As would be expected for this time period (1845 – 1850,) chemical tests confirm that the ink in this volume is iron gall. However, iron gall ink does not typically display these color shifts, which indicate that some kind of water-soluble or pH-sensitive dye was added to the ink mixture. I began to wonder if this added dye could help us address some of the item’s authenticity issues.
Feasible dyes for the time period might have included traditional, organic materials like brazilwood or cochineal. But in 1856, a major change occurred in the dye industry: William Perkin invented mauve, the first synthetic chemical dye. Aniline dyes like mauve were relatively easy to make in bulk, and they became extremely popular in the second half of the 19th century.

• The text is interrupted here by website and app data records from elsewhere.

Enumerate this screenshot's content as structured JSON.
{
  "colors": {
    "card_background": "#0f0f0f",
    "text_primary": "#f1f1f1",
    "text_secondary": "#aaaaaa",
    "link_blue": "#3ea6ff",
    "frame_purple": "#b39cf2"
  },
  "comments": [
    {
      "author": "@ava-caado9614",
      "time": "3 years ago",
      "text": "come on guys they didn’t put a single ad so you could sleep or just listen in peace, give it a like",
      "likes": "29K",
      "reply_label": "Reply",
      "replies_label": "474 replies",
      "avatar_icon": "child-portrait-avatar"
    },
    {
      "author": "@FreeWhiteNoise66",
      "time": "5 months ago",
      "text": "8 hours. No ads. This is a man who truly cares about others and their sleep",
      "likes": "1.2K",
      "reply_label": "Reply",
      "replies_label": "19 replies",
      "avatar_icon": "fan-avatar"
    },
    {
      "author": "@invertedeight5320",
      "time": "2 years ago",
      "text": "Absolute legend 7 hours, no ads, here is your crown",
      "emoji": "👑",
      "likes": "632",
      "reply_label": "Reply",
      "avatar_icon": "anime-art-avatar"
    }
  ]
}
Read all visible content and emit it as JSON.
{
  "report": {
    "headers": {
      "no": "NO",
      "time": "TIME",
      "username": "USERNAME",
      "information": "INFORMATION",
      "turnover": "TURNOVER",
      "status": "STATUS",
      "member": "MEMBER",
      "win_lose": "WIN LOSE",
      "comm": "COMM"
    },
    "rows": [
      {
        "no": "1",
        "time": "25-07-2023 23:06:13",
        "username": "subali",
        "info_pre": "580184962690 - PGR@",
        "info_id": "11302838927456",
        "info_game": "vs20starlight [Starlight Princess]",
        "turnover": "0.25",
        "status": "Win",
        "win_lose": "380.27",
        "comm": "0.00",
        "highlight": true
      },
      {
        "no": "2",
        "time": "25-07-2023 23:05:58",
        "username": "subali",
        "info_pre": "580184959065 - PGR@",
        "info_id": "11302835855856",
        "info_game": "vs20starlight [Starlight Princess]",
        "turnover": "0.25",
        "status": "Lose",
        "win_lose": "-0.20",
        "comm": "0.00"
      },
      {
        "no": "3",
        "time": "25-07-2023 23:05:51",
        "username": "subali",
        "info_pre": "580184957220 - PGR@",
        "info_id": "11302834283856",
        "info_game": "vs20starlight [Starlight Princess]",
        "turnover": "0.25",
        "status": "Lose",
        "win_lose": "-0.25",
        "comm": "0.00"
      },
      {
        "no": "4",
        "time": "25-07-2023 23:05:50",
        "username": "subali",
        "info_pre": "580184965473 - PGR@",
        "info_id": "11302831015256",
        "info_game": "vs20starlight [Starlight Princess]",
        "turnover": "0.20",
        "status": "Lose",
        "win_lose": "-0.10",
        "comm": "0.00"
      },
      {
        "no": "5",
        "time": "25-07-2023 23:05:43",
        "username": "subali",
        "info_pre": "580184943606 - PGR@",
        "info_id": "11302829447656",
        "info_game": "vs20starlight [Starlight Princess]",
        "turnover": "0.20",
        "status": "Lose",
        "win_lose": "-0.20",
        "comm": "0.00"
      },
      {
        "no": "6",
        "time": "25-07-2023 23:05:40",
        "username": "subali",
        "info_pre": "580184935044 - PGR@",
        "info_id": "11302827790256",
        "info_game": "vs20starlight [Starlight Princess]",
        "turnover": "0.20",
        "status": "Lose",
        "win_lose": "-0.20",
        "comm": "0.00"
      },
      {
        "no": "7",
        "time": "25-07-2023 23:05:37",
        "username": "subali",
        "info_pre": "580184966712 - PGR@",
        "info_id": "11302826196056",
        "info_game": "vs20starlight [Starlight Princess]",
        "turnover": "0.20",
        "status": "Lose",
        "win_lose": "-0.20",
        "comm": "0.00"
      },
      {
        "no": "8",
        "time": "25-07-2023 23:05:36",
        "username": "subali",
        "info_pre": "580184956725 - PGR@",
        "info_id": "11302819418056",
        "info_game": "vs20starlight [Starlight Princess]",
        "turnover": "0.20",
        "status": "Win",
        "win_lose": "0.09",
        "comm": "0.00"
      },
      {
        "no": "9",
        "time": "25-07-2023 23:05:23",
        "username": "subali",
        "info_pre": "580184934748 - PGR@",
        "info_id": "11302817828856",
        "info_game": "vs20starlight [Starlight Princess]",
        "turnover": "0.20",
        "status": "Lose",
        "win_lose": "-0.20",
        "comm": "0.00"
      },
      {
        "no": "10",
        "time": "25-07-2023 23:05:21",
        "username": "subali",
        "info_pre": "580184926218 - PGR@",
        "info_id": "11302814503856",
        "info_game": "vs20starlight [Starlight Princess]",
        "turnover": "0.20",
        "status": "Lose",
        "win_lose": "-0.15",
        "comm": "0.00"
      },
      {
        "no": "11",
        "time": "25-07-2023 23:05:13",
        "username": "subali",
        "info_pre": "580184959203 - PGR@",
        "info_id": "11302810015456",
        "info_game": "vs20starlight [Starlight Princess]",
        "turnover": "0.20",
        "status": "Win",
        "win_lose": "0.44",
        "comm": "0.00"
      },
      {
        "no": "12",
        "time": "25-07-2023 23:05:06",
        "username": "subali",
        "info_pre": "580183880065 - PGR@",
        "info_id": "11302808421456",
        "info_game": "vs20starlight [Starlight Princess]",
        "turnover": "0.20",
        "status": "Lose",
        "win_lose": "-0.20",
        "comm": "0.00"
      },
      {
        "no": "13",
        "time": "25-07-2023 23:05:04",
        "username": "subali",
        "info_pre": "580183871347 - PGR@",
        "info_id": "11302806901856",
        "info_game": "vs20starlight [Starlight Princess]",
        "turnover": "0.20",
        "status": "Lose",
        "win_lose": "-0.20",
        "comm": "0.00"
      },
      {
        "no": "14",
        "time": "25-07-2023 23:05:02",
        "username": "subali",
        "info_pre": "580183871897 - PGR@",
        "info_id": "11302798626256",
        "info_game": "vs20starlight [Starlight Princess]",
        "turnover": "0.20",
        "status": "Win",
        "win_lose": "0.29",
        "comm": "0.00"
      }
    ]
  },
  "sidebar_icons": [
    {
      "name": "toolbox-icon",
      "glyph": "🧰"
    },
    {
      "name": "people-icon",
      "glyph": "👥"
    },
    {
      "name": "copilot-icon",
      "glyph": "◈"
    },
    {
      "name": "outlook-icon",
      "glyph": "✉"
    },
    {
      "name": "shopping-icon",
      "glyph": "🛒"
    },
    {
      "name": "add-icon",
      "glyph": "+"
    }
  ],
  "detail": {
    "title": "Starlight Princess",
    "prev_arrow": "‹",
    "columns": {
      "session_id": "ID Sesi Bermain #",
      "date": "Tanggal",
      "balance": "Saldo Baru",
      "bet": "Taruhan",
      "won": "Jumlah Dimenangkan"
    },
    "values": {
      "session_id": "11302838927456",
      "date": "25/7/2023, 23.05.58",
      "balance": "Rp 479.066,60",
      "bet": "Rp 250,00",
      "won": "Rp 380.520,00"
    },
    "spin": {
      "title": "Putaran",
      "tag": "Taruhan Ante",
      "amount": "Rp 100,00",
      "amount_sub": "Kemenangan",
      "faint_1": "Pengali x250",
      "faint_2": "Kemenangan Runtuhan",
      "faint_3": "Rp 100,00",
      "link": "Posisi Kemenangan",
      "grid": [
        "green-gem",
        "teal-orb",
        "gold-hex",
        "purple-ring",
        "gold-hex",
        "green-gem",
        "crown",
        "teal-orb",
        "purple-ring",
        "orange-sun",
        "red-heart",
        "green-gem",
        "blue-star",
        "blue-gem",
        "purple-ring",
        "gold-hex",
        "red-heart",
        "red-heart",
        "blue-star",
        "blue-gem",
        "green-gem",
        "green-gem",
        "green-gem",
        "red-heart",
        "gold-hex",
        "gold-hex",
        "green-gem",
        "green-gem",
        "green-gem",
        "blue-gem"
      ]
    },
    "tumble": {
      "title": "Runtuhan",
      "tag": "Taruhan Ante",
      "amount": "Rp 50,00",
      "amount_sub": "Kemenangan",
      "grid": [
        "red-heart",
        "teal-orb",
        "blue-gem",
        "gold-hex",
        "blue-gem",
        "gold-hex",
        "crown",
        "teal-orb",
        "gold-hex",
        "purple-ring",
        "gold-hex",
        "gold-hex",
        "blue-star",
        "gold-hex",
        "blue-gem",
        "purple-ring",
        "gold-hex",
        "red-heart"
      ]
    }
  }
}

Mauve is a lavender color not entirely dissimilar from the color shifts observed in the ink in the Lafitte Diary. If the Lafitte ink tested positive for aniline dye, then we could safely say that the ink was made after the dates attributed to the diary, which might help settle the authenticity debate once and for all. But there’s a catch: after research and consultation with colleagues, I can’t identify a test for aniline dye!
Should any readers be familiar with such a test, please do pass it along! And in the meantime, remember that books, as physical artifacts, carry significant information that goes beyond the written word, and that cannot be captured in a digital transfer. Perhaps one day we’ll find the physical clue that helps us understand the true nature of the complicated Lafitte Diary.